Copy out each line of the material in which the word "attr" appears.

◆ ◆ ◆ ◆ ◆ ◆ ◆

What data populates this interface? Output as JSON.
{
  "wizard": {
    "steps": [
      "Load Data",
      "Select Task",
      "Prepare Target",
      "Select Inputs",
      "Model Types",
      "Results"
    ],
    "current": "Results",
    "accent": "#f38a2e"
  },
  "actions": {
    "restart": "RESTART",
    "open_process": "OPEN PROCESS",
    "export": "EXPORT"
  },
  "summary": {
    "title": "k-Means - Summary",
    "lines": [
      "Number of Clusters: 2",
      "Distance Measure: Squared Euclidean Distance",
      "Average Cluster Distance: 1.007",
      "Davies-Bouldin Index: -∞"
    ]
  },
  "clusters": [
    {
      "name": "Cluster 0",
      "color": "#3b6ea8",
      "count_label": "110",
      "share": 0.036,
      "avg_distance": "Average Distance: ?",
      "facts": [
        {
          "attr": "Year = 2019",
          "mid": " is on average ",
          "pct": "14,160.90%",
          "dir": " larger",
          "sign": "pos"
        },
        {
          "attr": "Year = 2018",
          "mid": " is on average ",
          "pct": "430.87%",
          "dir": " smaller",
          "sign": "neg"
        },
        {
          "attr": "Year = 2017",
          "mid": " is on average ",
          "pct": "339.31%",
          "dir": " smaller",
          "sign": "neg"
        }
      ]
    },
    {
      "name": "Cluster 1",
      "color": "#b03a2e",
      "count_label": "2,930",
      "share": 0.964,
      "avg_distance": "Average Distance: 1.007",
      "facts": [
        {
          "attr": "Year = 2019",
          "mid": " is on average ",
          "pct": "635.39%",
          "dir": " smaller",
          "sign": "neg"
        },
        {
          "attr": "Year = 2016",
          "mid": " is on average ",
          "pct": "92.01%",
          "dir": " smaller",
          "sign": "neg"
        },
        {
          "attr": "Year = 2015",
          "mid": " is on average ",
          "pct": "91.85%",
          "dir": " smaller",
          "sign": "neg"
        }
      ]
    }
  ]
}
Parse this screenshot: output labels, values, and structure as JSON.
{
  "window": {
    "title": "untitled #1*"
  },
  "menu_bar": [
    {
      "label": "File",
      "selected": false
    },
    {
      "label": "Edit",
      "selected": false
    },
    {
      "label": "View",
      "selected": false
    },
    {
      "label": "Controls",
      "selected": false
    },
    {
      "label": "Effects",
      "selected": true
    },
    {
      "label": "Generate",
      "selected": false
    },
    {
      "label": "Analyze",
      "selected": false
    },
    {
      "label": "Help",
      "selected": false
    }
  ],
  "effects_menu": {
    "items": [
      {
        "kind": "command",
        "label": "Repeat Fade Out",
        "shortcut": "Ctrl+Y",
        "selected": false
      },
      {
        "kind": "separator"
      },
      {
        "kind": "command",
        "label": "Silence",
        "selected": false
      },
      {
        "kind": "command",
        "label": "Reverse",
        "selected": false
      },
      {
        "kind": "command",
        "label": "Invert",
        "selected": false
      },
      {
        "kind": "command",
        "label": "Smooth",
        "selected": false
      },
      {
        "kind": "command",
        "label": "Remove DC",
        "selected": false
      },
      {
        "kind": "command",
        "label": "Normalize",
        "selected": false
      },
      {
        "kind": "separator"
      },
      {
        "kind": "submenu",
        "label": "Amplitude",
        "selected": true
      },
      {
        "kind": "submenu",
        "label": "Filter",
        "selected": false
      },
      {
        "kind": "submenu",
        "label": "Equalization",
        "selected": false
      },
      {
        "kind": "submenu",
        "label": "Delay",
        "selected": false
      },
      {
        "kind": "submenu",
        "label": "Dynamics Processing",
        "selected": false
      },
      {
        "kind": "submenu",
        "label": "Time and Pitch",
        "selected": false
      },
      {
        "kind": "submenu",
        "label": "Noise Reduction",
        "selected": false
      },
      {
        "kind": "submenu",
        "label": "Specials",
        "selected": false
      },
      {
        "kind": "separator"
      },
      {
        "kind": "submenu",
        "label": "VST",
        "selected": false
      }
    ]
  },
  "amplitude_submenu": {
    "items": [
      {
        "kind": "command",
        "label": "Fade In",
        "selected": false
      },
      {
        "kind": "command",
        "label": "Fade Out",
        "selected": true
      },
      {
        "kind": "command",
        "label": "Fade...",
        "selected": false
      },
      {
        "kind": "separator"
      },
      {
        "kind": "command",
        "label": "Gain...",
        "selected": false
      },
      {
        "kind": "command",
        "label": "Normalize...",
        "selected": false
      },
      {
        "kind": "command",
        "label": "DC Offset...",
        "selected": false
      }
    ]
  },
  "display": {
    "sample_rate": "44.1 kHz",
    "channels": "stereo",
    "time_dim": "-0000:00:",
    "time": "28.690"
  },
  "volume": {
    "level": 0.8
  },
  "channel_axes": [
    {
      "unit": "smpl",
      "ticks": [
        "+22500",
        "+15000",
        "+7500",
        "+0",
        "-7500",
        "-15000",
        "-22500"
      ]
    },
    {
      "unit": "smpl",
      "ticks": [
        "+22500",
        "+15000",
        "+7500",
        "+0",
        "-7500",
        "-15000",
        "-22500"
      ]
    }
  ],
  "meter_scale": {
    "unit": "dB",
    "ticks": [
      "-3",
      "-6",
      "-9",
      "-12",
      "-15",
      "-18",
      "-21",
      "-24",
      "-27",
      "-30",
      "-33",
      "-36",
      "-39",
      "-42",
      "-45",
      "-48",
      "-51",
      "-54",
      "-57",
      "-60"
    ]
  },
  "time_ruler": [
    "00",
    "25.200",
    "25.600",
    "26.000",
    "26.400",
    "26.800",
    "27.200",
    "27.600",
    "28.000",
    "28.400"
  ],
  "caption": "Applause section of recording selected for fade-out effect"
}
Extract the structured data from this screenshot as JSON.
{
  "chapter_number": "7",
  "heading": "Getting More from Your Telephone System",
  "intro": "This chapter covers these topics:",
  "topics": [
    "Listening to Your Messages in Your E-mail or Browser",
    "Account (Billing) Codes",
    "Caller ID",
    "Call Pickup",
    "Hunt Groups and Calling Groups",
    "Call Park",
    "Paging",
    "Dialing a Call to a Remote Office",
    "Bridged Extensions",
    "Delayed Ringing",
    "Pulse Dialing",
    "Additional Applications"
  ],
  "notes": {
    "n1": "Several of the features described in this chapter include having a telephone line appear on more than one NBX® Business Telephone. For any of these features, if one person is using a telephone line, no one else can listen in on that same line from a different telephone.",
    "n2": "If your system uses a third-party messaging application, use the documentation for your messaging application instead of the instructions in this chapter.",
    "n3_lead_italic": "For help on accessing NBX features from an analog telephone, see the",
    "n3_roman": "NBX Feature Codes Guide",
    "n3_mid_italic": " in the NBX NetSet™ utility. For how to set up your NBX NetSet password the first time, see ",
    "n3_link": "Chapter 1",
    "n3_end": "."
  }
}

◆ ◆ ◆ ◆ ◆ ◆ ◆

[Result for this task]:
          "attr": "Year = 2019",
          "attr": "Year = 2018",
          "attr": "Year = 2017",
          "attr": "Year = 2019",
          "attr": "Year = 2016",
          "attr": "Year = 2015",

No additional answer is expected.